To gain a better understanding and insight on his abortion views and to potential be able to endorse his candidacy, a group of top pro-life leaders plan to meet with Trump in the coming weeks.
Former presidential candidate Ben Carson is working with Tony Perkins, president of the Family Research Council, and Bill Dallas, who leads United in Purpose, to plan a closed-door session for about 400 social conservative leaders to meet with Trump in the coming weeks in New York City. A broader steering group of about 20 people includes people like American Values president Gary Bauer, Focus on the Family founder James Dobson, and Family Leader president Bob Vander Plaats.

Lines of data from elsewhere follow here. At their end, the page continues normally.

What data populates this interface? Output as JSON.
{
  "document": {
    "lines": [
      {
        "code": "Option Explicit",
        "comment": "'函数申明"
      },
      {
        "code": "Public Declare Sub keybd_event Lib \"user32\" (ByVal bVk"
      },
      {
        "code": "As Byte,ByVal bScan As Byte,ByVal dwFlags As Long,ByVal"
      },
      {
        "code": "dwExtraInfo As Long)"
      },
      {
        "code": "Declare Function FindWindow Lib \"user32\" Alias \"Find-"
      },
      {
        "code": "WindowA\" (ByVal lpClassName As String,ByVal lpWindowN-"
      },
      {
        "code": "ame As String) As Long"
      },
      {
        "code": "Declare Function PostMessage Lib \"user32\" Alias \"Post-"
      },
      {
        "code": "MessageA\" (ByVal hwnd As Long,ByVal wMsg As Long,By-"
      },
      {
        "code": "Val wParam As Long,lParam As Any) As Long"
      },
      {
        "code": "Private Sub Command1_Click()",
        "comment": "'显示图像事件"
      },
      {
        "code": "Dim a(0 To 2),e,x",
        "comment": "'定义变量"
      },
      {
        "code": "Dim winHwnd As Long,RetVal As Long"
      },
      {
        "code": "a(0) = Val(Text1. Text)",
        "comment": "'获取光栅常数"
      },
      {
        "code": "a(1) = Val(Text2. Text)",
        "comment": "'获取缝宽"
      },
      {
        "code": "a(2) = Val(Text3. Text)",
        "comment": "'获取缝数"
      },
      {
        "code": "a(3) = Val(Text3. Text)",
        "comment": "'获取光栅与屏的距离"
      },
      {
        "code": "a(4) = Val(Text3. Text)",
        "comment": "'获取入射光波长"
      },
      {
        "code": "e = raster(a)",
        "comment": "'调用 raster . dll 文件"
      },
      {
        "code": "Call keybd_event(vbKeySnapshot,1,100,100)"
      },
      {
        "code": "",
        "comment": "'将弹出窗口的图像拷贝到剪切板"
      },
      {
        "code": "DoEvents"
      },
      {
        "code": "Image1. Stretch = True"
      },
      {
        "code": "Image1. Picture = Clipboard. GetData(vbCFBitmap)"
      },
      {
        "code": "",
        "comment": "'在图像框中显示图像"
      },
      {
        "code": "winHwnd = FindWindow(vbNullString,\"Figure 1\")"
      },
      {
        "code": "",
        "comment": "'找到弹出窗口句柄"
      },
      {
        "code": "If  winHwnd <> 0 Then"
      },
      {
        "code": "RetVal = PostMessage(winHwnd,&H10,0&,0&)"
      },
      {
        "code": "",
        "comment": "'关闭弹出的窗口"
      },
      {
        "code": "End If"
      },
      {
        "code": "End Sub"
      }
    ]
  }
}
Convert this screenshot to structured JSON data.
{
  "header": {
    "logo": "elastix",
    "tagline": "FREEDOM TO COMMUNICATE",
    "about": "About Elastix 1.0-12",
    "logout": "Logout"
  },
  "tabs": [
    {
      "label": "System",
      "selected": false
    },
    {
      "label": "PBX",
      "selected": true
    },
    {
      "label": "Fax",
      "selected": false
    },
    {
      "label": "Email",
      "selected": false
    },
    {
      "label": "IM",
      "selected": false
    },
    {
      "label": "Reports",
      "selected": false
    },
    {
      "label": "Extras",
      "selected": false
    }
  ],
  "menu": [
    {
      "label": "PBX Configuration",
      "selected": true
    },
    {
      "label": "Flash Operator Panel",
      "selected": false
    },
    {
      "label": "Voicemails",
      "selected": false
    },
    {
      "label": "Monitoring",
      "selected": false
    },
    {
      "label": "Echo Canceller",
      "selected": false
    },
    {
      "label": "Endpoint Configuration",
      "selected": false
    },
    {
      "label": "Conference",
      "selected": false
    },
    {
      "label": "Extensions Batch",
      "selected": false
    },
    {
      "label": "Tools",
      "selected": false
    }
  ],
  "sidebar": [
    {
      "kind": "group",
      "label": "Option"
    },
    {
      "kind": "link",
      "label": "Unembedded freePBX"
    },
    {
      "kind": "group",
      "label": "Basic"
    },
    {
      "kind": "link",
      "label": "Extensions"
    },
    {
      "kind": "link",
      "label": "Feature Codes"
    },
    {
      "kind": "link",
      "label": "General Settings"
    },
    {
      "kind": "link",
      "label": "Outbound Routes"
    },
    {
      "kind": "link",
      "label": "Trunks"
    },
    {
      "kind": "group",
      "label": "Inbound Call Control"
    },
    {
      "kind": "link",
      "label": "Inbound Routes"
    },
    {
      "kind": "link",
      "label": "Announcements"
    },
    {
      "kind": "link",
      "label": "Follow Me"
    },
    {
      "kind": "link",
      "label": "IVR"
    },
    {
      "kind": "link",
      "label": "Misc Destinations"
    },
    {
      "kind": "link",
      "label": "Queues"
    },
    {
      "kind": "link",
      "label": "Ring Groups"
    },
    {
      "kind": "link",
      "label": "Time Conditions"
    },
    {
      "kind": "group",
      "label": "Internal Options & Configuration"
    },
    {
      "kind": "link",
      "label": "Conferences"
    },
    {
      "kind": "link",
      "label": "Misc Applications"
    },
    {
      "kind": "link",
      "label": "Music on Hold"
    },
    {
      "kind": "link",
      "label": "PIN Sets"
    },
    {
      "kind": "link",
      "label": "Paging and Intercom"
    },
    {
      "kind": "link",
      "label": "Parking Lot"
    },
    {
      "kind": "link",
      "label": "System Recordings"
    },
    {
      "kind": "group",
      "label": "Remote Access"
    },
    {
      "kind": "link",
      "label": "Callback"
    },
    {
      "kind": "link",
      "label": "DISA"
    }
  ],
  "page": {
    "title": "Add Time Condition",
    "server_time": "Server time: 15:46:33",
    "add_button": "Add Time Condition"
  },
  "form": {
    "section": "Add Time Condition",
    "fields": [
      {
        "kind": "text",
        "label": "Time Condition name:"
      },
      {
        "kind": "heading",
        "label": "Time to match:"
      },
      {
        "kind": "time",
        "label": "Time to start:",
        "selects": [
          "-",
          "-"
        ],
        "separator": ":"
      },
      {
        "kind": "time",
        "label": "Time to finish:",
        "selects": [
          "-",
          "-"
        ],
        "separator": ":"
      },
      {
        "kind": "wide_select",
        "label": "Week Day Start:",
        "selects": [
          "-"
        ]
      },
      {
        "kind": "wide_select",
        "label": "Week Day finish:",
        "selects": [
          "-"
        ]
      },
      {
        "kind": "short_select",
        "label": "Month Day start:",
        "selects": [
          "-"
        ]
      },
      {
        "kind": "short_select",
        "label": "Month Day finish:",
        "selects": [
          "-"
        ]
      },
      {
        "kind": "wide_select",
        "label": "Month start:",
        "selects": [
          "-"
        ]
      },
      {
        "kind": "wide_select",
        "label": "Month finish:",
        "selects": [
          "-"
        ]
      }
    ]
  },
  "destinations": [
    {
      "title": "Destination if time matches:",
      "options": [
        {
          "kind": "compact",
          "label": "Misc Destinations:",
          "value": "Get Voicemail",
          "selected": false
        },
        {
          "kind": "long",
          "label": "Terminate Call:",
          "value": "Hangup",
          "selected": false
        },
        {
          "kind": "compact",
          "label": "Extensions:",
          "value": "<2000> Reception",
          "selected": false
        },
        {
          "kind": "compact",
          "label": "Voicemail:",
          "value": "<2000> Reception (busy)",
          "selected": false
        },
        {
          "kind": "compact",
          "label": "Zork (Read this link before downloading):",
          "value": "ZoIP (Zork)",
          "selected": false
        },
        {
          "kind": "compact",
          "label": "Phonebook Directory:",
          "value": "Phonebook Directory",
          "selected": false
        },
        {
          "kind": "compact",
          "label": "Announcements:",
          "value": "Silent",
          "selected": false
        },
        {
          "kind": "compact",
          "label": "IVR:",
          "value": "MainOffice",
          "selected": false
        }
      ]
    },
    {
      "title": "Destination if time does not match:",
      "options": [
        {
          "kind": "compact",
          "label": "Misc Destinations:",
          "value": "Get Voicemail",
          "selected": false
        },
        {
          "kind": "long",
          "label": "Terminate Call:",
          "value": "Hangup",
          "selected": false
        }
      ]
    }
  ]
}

“We are looking for a way forward,” Perkins says. “The main thing here is this is to have a conversation.” He described the planned meeting as “a starting point for many.” The Trump campaign has not publicly confirmed that the meeting will take place.

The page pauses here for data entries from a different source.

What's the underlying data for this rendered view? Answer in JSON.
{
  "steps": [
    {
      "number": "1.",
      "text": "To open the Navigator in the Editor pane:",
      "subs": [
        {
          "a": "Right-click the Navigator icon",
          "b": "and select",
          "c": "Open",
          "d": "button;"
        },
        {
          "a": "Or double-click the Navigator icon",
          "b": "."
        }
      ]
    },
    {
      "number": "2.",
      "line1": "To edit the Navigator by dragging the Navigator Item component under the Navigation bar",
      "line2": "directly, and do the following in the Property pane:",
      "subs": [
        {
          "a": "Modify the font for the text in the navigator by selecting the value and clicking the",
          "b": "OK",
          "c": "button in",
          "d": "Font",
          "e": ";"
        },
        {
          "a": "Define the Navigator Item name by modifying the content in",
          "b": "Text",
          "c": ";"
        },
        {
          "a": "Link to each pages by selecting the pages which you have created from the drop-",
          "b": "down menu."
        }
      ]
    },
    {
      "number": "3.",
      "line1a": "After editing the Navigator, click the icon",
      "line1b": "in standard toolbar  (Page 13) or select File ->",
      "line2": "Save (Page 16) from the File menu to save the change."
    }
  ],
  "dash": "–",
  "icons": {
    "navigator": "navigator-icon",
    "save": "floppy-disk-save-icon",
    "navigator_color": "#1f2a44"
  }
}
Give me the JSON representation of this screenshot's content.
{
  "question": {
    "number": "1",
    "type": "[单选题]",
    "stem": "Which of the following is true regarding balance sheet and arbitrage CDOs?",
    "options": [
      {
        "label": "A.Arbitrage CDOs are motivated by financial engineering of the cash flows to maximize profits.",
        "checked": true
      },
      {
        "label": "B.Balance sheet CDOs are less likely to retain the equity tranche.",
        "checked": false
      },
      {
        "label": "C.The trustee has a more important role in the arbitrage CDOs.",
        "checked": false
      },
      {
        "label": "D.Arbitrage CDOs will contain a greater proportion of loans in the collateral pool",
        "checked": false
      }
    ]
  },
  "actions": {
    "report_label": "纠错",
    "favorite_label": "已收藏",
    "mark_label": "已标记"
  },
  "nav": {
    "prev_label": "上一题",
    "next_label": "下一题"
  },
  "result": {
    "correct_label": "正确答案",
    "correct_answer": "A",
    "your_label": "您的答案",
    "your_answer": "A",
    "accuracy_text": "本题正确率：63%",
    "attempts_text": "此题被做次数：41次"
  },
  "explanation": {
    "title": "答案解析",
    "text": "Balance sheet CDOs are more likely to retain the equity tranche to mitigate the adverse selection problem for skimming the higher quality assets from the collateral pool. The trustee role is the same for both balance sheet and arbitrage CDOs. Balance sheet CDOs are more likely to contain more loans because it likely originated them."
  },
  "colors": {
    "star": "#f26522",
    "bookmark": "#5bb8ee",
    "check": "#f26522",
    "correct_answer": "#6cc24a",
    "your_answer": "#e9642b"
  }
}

For many of the expected attendees at the event, Trump was not their first choice as a presidential candidates. With the exception of Carson, who has endorsed Trump, the event organizers were not supportive of Trump in the primary, says Perkins, who supported Sen. Ted Cruz. The event is expected to be a closed-door interactive forum for attendees to ask questions of the candidate, likely in an interview format, not prepared speeches. This event is also not intended to focus on rolling out endorsements. “I don’t even know what it will lead to,” Perkins says. “It is just to have an honest conversation so that these leaders know what they need to do.”
Trump campaign surrogates are separately organizing a more official faith advisory committee for the candidate, with Mike Huckabee being discussed as a possible national chairman. Televangelist Paula White, a Trump supporter and a senior pastor of New Destiny Christian Center in Florida, have been organizing the group behind-the-scenes with Tim Clinton, president of the 50,000-member American Association of Christian Counselors, according to several people familiar with the project.
Trump’s team meanwhile announced Wednesday that he would send a video message to a conference of Latino evangelical leaders this weekend in Anaheim, organized by Samuel Rodriguez Jr., the president of the National Hispanic Christian Leadership Conference.
Meanwhile, former presidential candidate Ben Carson is working to reassure pro-life voters that Trump is sufficiently pro-life to support against Clinton, who has the endorsement of the Planned Parenthood abortion business.
“Donald Trump is pro-life,” Carson says of these types of concerns. “Now he might not be quite as pro-life as I am, but he definitely believes in the sanctity of life, does not believe in abortion on demand. That is a misconception that people have.”
Recently, Trump released a well-received list of 11 potential Supreme Court nominees — a list pro-life groups hailed for having strong supporters of the Constitution. Trump also recently hired a key pro-life advocate has his domestic policy director.
If Trump is the nominee, he would present a stark contrast on abortion to pro-abortion Democrat Hillary Clinton.
Trump has specifically promised he would sign a bill as president to de-fund Planned Parenthood. In an interview with David Brody of CBN, Trump made that promise:
David Brody: “As a President Trump, if a bill came to your desk that would defund Planned Parenthood you would support that, you would sign that?”
Donald Trump: “Yes, because as long as they do the abortion I am not for funding Planned Parenthood… As long as they’re involved with abortion, as far as I’m concerned forget it, I wouldn’t fund them regardless. I would defund Planned Parenthood because of their view and the fact of their work on abortion…. I am for defunding Planned Parenthood as long as they are involved with abortion.”
As far as Trump’s comments on Planned Parenthood funding are concerned, Trump has fairly consistently said he opposes taxpayer funding but he’s also made some remarks about the “good things” Planned Parenthood does that have alarmed pro-life voters — as if any “good thing” could make up for the fact that planned Parenthood kills 330,000 unborn babies a year in abortions and then sells their body parts for profit.
Meanwhile, Trump said he thinks the Roe v. Wade Supreme Court case that ushered in an era of 48 million abortions was “wrongly decided.” Trump said he would appoint “very good judges” who would ultimately “change it” but he opposed Roe without specifically saying it should be overturned.
Here are some of the headlines we’ve carried at LifeNews.com in recent months that provide further details on what Trump has said regarding Planned Parenthood funding: